A discussion on Srebrenica was held as part of the Clinton Global Initiative gathering in New York, in which Aleksandar Vucic and Camil Durakovic took part.
B92 reporter said that the debate “The Balkans – 20 Years Later” was moderated by Bill Clinton, while the first to speak was Advika Ibrahimovic who survived the Srebrenica genocide.
She told the audience about losing both parents in the war, while the Serbian prime minister agreed that her story was terrible.
“I’m a proud Serb, even though her story is terrible. We have made steps towards reconciliation in the region,” he said.
Vucic added that he was ready to talk to safeguard peace and stability.
“I would like all those who are guilty for the war be arrested,” said Vucic.
“We need each other, otherwise we will face catastrophe,” said Vucic, adding that he would be concerned about the future of the Western Balkans otherwise.
As he said, it was not easy for him to come to New York, considering that Bill Clinton was the president of the United States when Serbia was bombed (by NATO).
Many in Serbia, he said, have criticized me for deciding to go to New York and participate in a panel discussing the region, but also the crime in Srebrenica.
“I told them that I had to talk to everyone, today there are two approaches in Bosnia, one is among the Bosniaks (Muslims), of which there are 1.7 or 1.8 million (people), and they say – we are stronger than the Serbs, we can force them out again – and that you hear every day. On the other hand there are seven million Serbs in Serbia and they also say – we can beat them,” explained Vucic.
And that, he said, represented a difficult situation, but also the reality, and that is why he insists on having as many meeting and agreement with the Bosniaks as possible.
“I stand in favor of talks between Serbs and Bosniaks, because we cannot live without one another, we have to live together, not next to each other, but with each other and I say this everywhere, both in Belgrade and Sarajevo, and right here in New York,” he said.
The Serbian prime minister said that he would always be able to talk to Camil Durakovic, who currently serves as president of the Srebrenica municipality, and that Serbia will do everything it can to preserve peace and stability in the region, but added that it may be more difficult now than a year ago or 20 years ago, and is becoming increasingly difficult.
“We have to invest a lot of courage, the atmosphere in the region is not good and I hope there will be a more objective approach and that we will all be able to accept our mistakes and admit difficult things that we have done, in order to overcome all the difficulties,” said Vucic.
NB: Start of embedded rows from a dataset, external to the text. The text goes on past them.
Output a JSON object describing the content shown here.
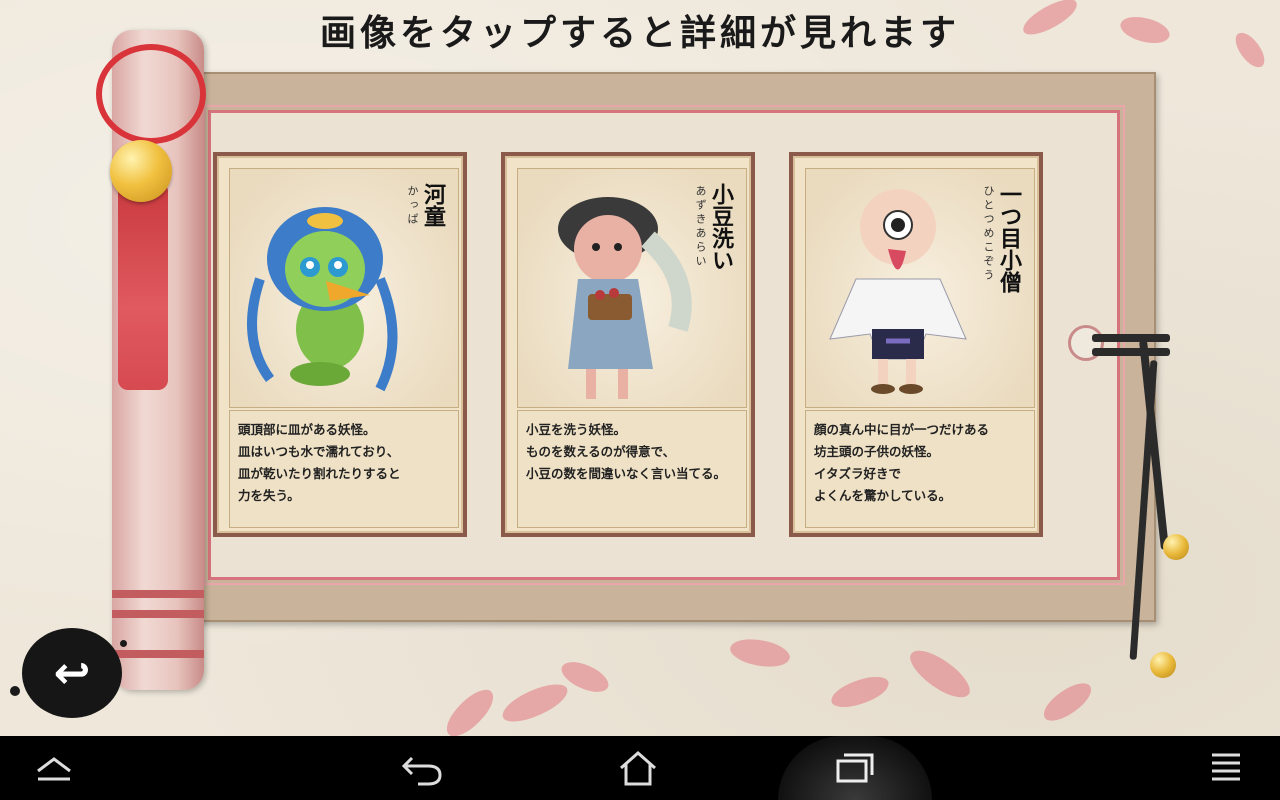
{
  "header": {
    "title": "画像をタップすると詳細が見れます"
  },
  "cards": [
    {
      "name": "河童",
      "reading": "かっぱ",
      "description": "頭頂部に皿がある妖怪。\n皿はいつも水で濡れており、\n皿が乾いたり割れたりすると\n力を失う。"
    },
    {
      "name": "小豆洗い",
      "reading": "あずきあらい",
      "description": "小豆を洗う妖怪。\nものを数えるのが得意で、\n小豆の数を間違いなく言い当てる。"
    },
    {
      "name": "一つ目小僧",
      "reading": "ひとつめこぞう",
      "description": "顔の真ん中に目が一つだけある\n坊主頭の子供の妖怪。\nイタズラ好きで\nよくんを驚かしている。"
    }
  ],
  "back_button": {
    "icon": "return-arrow-icon",
    "glyph": "↩"
  },
  "navbar": {
    "items": [
      "up-chevron-icon",
      "back-icon",
      "home-icon",
      "recents-icon",
      "menu-icon"
    ]
  },
  "colors": {
    "board": "#c9b39a",
    "frame_accent": "#d7737c",
    "card_border": "#8c5a4a",
    "navbar": "#000000"
  }
}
He pointed out that Serbia will do everything it can to preserve the stability and peace and that Camil Durakovic knows he can count on it.
He reminded the panel that the Serbian government pledged to donate five million euros to Srebrenica, of which it has already provided two million.
Camil Durakovic said that history was difficult for all the peoples of the former Yugoslavia, but that he was proud to represent people who now live in peace.
“I, too could have stayed in America and lived well here, but I decided to go back,” he said.
Speaking about Vucic, he said: “It was a difficult decision for his personally to come among the 7,000 graves and say he was sorry, and for that reason he is a brave man. I repeat this in front of everyone. And for me it was not easy to embrace him among the 7,000 graves, but I did it, and that’s why I’m brave. Many have criticized me for that.”
“But, all those in the Balkans who think that there is an alternative to peace, do not know that if we want reconciliation and a better future, then we need to shake hands and embrace,” said Durakovic.
He added that his vision with the arrival in Srebrenica was to change the future.
“Instead of the stories about the past, about who killed whom and how, to change our future for the next 100 years. Vucic and I have the same thoughts,” Durakovic said.
Clinton also spoke to tell of his view of last year’s commemoration in Srebrenica, and said that Durakovic had invited Vucic, which he sad was a very courageous move.
The former U.S. president recalled that after the incident in Potocari – when Vucic was attacked – the leadership of Bosnia-Herzegovina visited Belgrade and Serbian government officials went to Srebrenica, which he also said were very courageous steps in the reconciliation process.
“They take risks in a political but also in a personal sense and therefore deserve our support. They know that peace works better than war and in this world we need to hear their message everywhere,” said Clinton, adding that it was not up to others to deal with the details, but to create conditions and support the Balkan region in the reconciliation process.
The discussion was also attended by Bakir Izetbegovic, who currently chairs the Presidency of Bosnia-Herzegovina.
(Published on B92, 21.09.2016)